Retractable roofs come in a wide range of materials, including fabric, metal and polycarbonate.
- Retractable canopies can extend beyond the pergola, expanding the shaded area
- Withstands high winds and extreme weather better than the other materials
- Looks elegant
- Maximizes the capabilities of your outdoor space
- Allows you to control the amount of shade
- Usually the most expensive option
- Requires a professional for installation
- Can be noisy
- May have limited installation options
Benefits of Putting a Roof on a Pergola
There are several advantages to adding a roof to your pergola. Some of the benefits are as follows:
- Protection from the elements – A pergola provides shade for people, pets and plants beneath it. You can sit under a pergola even if it’s raining, allowing you to use your yard more often.
- Safeguards furniture and equipment – Putting a hot tub under a pergola with a roof helps keep it clear of leaves and debris. Furniture with cloth cushions won’t get soaked as easily. Depending on the type of roof that you get, you can minimize sun damage on pillows, curtains rugs and other textiles that you use in the space.
- Extend the life of the flooring – Because a roof reduces wear and tear on the surfaces beneath it, it can extend the longevity of your patio or decking. You’ll likely have to perform less maintenance to keep the flooring looking great.
- Adds curb appeal – Installing a roof on a pergola can make your backyard look more finished. A pergola with a roof fills up empty space and adds visual interest to your outdoor area.
- Increases home value – A high-quality pergola with a roof is a bonus when you sell your home. Buyers will appreciate the feature as much as you do, and they may submit a higher offer than they would otherwise if your home has a pergola with a roof.
- Creates privacy – Adding a roof to a pergola makes it cozier. You won’t feel as though you’re enclosed in a room, but you can hide from prying eyes and create a sanctuary by designing your garden and placing your furniture appropriately.
Which Pergola Roof Is Right for You?
Before you invest in a pergola roof, think about your objectives and preferences. You’ll have to consider the esthetics, price and functionality. Here are some questions to ask yourself:
- Do I want full protection from water and rain? – A fabric or lattice pergola wouldn’t be ideal for you.
- Do I want to maximize air flow and allow some sun to shine in? – You may prefer a fabric or lattice pergola. A polycarbonate, louvered or retractable roof could also work well.

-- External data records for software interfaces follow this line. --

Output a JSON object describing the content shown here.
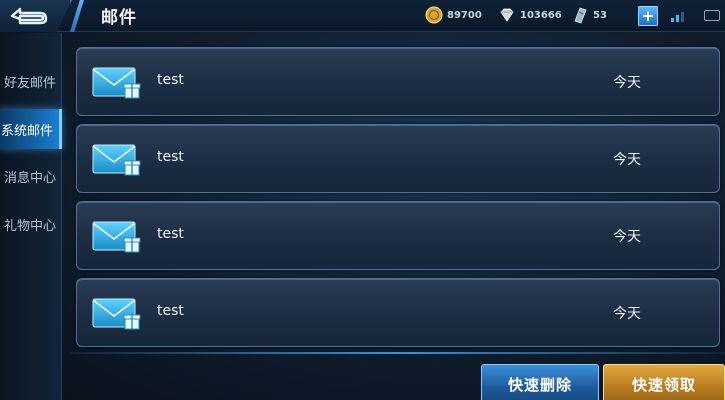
{
  "header": {
    "title": "邮件",
    "back_icon": "back-arrow-icon"
  },
  "resources": {
    "gold": {
      "icon": "gold-coin-icon",
      "value": "89700"
    },
    "diamond": {
      "icon": "diamond-icon",
      "value": "103666"
    },
    "ticket": {
      "icon": "ticket-icon",
      "value": "53"
    },
    "add_icon": "plus-icon"
  },
  "sidebar": {
    "tabs": [
      {
        "label": "好友邮件"
      },
      {
        "label": "系统邮件",
        "active": true
      },
      {
        "label": "消息中心"
      },
      {
        "label": "礼物中心"
      }
    ]
  },
  "mails": [
    {
      "subject": "test",
      "date": "今天",
      "icon": "mail-gift-icon"
    },
    {
      "subject": "test",
      "date": "今天",
      "icon": "mail-gift-icon"
    },
    {
      "subject": "test",
      "date": "今天",
      "icon": "mail-gift-icon"
    },
    {
      "subject": "test",
      "date": "今天",
      "icon": "mail-gift-icon"
    }
  ],
  "actions": {
    "delete_label": "快速删除",
    "claim_label": "快速领取"
  },
  "colors": {
    "accent_blue": "#1a7fd0",
    "claim_gold": "#e0a842",
    "panel_border": "#4b7398"
  }
}
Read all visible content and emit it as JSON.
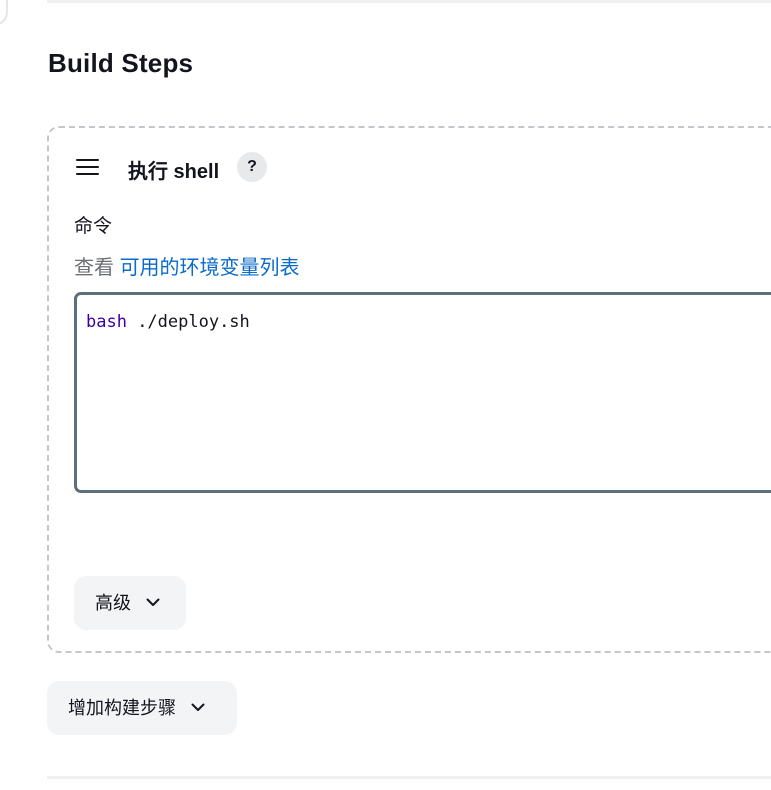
{
  "section": {
    "title": "Build Steps"
  },
  "step": {
    "title": "执行 shell",
    "help_icon_text": "?",
    "command_label": "命令",
    "desc_prefix": "查看 ",
    "env_link_text": "可用的环境变量列表",
    "code": {
      "keyword": "bash",
      "rest": " ./deploy.sh"
    },
    "advanced_label": "高级"
  },
  "add_step_label": "增加构建步骤",
  "icons": {
    "drag": "hamburger-drag-icon",
    "help": "question-mark-icon",
    "chevron": "chevron-down-icon"
  },
  "colors": {
    "link": "#0b6bcb",
    "keyword": "#3b00a8",
    "editor_border": "#5c707c",
    "button_bg": "#f3f4f6"
  }
}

- Do I want to install it myself? – Fabric is the easiest option to drape over the pergola. You don’t need much special equipment to install wire fencing or lattice, either.
- Do I want to hire someone to install it? – If you have help from an expert, opt for a polycarbonate, metal, louvered or retractable roof.
- Do I want the roof to be permanent? Lattice and fabric are more temporary than the other options. Choose one of these if you want to dismantle the roof in certain seasons.
The best roofing for pergola fits with your budget and lifestyle. It’s easy to maintain and encourages you to spend more time outdoors.